The precise impact on prisoners of increased prison populations and their overcrowding, alongside other factors, is unclear. Cell-sharing can be a protective factor and overcrowding itself does not explain why there are self-inflicted deaths in prisons. Most significantly, a high proportion of prisoners arrive in prison with risk factors that we know increase the risk of them harming themselves, such as substance withdrawal, uncertainty and anxiety about their own cases, the impact of and adjustment to imprisonment, family concerns, a history of previous abuse or self-harm, and mental health issues.

However, managing very high numbers of prisoners can hinder efforts to reduce prisoner suicide rates. For example, by causing an increase in transfers between prisons, some prisoners being located further from home and family support, a possible reduction in the time staff can spend with individual prisoners on care and risk assessment, and an increase in the length of time prisoners are locked in their cells, rather than engaged in regime activities, association and other purposeful activity.

Similarly, there is no clear link between higher population levels and violence. For example, analysis of young offenders statistics, a prisoner group that can be associated with higher assault rates, has not been able to show any such link.

In respect of re-offending rates, the National Offender Management Service has not established a correlation between overcrowding and re-offending.
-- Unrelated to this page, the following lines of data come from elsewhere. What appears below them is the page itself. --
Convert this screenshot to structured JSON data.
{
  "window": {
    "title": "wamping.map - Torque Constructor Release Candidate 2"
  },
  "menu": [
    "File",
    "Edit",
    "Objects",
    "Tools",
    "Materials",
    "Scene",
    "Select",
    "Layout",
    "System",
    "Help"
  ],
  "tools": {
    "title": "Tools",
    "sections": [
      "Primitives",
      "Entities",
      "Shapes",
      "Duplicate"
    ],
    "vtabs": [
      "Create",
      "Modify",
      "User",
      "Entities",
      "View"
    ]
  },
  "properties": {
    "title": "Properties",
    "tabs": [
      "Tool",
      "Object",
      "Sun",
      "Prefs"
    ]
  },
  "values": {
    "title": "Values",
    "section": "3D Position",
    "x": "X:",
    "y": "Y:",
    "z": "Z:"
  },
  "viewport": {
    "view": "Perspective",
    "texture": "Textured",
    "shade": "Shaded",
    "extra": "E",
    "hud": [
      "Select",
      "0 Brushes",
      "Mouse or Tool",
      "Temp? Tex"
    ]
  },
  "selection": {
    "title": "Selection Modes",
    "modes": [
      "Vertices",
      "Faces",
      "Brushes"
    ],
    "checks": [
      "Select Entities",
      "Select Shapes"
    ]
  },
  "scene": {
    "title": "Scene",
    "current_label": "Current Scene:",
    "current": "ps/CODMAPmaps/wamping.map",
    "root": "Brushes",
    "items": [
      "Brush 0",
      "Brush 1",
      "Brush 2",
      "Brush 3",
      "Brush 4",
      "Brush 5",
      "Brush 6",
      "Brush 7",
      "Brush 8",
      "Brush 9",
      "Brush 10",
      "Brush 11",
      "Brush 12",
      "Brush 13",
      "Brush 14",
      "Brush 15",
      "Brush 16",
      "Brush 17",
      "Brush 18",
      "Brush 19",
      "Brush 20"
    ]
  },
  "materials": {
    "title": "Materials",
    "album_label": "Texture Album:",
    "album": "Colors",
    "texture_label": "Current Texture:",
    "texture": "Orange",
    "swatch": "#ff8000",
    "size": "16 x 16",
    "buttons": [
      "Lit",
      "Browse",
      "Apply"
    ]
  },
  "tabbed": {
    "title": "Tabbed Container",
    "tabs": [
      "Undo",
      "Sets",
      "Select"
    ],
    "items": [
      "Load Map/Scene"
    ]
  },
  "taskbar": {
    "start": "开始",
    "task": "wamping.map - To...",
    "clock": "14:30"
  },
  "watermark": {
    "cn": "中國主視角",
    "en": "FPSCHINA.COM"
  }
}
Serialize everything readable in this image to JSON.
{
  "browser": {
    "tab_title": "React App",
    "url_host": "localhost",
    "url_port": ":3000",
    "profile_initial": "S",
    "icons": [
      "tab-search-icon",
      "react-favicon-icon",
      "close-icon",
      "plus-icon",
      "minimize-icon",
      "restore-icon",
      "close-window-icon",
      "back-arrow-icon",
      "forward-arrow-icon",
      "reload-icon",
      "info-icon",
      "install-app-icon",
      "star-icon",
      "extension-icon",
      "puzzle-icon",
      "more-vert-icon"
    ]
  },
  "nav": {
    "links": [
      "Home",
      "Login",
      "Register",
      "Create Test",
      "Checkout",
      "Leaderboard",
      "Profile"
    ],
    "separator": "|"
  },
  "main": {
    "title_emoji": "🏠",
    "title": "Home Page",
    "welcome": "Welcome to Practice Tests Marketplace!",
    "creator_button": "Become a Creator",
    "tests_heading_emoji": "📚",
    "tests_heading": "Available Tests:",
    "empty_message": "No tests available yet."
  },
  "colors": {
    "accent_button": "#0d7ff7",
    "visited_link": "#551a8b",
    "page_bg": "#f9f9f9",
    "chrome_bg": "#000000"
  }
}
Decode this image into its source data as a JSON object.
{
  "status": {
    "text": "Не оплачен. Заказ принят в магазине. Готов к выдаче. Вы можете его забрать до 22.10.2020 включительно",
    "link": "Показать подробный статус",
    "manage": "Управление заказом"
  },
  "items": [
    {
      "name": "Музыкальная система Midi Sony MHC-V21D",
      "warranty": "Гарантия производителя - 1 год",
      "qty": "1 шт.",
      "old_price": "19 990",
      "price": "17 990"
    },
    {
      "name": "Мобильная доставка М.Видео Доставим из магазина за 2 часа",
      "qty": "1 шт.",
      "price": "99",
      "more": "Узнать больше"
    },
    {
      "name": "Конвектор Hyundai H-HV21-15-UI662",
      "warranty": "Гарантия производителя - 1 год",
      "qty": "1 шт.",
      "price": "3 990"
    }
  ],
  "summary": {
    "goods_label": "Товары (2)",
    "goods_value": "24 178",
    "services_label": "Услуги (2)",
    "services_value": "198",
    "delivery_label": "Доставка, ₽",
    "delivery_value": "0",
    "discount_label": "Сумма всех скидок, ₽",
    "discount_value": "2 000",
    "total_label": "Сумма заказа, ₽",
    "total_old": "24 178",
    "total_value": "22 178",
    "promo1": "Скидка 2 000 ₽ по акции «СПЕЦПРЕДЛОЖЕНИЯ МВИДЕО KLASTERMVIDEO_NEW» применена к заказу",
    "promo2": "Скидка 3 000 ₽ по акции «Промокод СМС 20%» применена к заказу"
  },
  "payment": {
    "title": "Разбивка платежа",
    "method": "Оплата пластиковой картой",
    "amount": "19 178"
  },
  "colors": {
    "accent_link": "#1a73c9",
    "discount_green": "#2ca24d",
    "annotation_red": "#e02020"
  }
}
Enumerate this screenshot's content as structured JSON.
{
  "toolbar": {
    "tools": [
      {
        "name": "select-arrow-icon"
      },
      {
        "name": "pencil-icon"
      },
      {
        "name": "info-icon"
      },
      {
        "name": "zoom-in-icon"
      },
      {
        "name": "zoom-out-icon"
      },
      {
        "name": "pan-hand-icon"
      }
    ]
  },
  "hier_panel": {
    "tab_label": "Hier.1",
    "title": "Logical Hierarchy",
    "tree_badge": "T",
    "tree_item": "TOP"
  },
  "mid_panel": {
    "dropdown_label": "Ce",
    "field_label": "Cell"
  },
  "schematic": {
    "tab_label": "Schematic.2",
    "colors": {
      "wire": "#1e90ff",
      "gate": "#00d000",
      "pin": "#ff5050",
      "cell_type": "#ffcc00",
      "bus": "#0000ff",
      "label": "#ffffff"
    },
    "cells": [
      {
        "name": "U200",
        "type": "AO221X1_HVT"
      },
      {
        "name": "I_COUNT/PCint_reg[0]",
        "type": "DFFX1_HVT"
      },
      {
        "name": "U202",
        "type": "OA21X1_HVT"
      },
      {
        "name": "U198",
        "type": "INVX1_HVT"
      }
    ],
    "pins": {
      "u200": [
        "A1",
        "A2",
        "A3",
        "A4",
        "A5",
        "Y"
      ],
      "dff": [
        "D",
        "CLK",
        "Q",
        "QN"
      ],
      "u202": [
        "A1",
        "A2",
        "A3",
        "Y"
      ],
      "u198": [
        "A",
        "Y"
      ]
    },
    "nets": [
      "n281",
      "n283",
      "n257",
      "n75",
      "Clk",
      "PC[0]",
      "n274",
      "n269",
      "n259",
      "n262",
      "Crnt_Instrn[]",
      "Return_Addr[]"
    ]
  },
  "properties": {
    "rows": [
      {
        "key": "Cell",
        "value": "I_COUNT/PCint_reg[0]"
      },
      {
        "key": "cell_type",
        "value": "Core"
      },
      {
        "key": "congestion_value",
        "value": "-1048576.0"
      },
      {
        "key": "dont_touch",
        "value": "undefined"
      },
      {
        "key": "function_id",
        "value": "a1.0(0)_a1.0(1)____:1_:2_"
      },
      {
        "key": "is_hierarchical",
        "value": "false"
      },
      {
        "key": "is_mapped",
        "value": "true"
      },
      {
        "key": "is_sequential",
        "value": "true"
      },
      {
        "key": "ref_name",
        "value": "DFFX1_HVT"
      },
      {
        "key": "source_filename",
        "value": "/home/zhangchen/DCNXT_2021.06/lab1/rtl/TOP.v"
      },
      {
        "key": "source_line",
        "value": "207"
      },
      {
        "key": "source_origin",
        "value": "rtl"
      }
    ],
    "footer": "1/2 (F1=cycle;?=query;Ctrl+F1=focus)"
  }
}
Prison Service monitoring of the delivery of offending behaviour programmes has shown that less than 1 per cent. of those who started offending behaviour programmes in 2006-07 failed to complete them because of transfer, possibly indicating any increased prisoner transfers due to population levels or other factors are not hindering completion of offending behaviour programmes.

To ask the Secretary of State for Justice how many of the self-inflicted deaths in prisons in (a) 2006 and (b) 2007 to date occurred inside prisons that were classified as overcrowded. (154278)

The information requested is provided in the following table.

2006

12007

Total self-inflicted deaths2 in custody

67

58

Self-inflicted deaths that occurred in prisons where the number of prisoners held in one or more cells exceeded Certified Normal Accommodation

59

46

1 up to and including 20 August only.

2 Self-inflicted deaths include all deaths where it appears that a prisoner has acted specifically to take their own life. Annual numbers may change slightly from time to time as inquest verdicts and other information become available (previously some 20 per cent. of these deaths have not received a suicide or open verdict at inquest).